→ **Problem to work on**: How many lines in the records below contain "this"? Answer with the number alone.

[Dataset rows describing interfaces]
● ● ●

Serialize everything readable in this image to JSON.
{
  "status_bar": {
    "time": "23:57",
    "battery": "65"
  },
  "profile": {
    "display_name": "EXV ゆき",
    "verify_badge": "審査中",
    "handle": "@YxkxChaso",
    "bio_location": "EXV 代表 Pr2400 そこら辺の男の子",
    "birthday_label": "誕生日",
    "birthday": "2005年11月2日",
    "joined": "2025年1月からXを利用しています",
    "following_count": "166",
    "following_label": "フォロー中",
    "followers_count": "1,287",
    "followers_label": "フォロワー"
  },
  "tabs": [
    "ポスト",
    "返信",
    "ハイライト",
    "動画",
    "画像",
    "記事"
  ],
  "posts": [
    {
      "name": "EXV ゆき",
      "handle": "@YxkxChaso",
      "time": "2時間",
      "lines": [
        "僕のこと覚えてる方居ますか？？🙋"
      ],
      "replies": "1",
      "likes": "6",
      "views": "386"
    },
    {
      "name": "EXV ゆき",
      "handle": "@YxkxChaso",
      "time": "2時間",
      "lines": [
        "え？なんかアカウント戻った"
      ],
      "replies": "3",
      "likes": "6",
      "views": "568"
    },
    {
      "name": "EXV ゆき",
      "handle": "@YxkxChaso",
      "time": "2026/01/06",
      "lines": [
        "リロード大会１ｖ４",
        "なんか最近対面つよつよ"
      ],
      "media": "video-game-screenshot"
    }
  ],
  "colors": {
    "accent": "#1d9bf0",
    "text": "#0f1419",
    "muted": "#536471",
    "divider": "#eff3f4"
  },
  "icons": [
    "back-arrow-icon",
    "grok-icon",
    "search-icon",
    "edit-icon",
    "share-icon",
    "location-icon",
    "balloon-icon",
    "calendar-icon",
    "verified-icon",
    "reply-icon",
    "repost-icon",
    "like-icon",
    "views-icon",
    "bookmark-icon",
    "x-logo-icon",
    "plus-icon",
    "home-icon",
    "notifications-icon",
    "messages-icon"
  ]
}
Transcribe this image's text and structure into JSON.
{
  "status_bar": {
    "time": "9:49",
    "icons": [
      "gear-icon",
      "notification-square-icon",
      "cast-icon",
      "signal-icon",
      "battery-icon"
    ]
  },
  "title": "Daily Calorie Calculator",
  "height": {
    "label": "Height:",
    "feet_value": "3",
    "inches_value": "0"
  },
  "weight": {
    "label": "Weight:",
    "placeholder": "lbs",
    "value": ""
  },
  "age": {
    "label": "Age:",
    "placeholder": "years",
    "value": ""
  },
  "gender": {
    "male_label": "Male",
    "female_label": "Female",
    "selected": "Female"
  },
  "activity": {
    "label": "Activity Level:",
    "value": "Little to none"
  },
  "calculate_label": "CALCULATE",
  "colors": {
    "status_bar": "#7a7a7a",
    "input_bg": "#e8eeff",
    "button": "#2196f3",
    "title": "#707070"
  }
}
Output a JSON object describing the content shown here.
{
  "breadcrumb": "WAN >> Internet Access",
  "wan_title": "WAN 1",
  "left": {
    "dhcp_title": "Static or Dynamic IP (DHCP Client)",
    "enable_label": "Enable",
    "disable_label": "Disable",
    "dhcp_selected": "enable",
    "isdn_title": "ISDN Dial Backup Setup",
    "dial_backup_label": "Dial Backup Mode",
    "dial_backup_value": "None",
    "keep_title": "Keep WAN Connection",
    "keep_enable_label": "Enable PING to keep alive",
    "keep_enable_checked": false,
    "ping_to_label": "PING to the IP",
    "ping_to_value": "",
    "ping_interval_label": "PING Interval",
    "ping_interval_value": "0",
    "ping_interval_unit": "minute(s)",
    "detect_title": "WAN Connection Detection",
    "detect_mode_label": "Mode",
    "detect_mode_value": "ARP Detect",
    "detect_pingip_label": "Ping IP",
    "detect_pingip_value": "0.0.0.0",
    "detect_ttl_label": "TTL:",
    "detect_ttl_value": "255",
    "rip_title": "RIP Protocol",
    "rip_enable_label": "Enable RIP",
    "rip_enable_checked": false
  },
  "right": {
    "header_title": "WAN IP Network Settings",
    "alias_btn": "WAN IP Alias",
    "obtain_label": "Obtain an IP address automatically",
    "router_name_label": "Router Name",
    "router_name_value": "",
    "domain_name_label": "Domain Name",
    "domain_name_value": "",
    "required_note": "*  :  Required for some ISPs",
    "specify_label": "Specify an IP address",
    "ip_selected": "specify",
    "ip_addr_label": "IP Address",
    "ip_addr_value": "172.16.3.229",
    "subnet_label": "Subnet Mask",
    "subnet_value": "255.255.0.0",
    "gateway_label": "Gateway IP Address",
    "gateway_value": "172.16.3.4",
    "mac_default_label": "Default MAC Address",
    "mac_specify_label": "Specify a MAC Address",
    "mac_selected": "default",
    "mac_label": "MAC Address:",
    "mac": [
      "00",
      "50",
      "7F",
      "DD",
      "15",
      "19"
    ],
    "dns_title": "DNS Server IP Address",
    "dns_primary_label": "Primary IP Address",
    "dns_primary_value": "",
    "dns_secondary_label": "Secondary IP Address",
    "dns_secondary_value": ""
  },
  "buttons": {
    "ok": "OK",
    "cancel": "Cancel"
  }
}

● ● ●

→ **Answer to the exercise**: 2